- All six types of internal rupās (hadaya vatthu and five pasāda rupa and the physical body that helps out) and the five types of dense (olārika) external rupa are associated with five of the six dhātus that comprise the world: pathavi, āpo, tejo, vayo, and ākāsa. They are in the “physical realm” made with pathavi, āpo, tejo, vayo, and located in ākāsa dhātu.
- The sixth type, i.e., sukuma rupās (dhammā), is in viññāna dhātu. The nāmagotta (records of vedanā, saññā, and saṅkhāra that arose with all previous sensory interactions) are also in viññāna dhātu. See “Where Are Memories Stored? – Viññāṇa Dhātu.”
Anusaya, Gati, Samyojana Stay with Hadaya Vatthu
10. Our anusaya, gati, and Samsāric bonds (saṁyojana) are associated with the hadaya vatthu.
- There are not located in what we usually call “the external world” with rupa, sadda,gandha, rasa, and phoṭṭhabba.

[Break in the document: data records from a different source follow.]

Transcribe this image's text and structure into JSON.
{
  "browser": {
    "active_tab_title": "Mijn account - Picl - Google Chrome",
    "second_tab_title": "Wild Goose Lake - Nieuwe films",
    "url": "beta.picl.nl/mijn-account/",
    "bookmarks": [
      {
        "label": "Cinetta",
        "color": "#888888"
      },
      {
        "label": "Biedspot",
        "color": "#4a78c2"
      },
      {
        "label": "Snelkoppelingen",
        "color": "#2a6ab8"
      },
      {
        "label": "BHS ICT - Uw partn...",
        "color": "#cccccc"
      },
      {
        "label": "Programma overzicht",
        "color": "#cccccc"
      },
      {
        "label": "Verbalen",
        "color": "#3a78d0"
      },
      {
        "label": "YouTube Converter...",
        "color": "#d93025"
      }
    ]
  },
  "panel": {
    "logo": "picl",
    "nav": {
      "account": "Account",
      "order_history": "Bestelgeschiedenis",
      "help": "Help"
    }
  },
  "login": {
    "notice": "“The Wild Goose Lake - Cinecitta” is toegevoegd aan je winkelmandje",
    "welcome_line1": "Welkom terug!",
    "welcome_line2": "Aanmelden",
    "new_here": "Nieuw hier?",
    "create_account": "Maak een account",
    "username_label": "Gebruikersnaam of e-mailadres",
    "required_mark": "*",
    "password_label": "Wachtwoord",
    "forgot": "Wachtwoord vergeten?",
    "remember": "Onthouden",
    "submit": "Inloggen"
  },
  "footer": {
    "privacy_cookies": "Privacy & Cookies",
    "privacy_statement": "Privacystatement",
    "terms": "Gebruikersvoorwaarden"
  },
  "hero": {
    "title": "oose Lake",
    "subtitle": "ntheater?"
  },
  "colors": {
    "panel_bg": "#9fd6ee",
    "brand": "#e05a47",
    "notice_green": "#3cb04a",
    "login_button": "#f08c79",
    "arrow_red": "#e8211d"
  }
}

They are also not located in viññāna dhātu.
- Each time a new hadaya vatthu (and a set of pasāda rupa) created by kammic energy at a cuti-paṭisandhi moment, those anusaya, gati, and saṁyojana get “transferred” to that new set.
Anusaya Is Internal and Kamma Viññāna (Kamma Bija) External (in Viññāna Dhātu)
11. Anusaya (hidden defilements) can be hidden for the duration of some existences. For example, those who cultivate anariya jhāna and are born in Brahma realms have their “kāma rāga anusaya” hidden for the duration of that life. Thus, kāma rāga cannot be triggered in a Brahma.
- For an asañña Brahma in the asañña realm, no anusaya (of any type) can surface since no cittas arise for the whole duration of 500 mahā kappās!
- Of course, all Samsāric bonds (saṁyojana), as well as anusaya, remain intact until comprehending the Noble Truths/Paṭicca Samuppāda/Tilakkhana.
- As we know, three saṁyojana and two anusaya are removed at the Sotapanna stage, and correspondingly future rebirths in the apāyās are prevented by that. By the Anāgāmi stage, two more saṁyojana and two anusaya would have been removed, and no more rebirths in the kāma loka. At the Arahant stage, none of the saṁyojana, gati, or anusaya remain, and that is the end of rebirths, i.e., the end of even a trace of suffering! See “Conditions for the Four Stages of Nibbāna.”
- However, the world (with an infinite number of sentient beings) will continue to exist. Even the nāmagotta and any dhammā (that have not exhausted their energies) of that Arahant will continue to exist. After a long time, dhammā will lose energy, and only the nāmagotta will remain. Thus, the nāmagottās of all previous Buddhas are still there. That is how Buddha Gotama described the lives of many Buddhas; see, for example, “Mahāpadāna Sutta (DN 14).”
All posts in the new section on “Buddhism – In Charts.”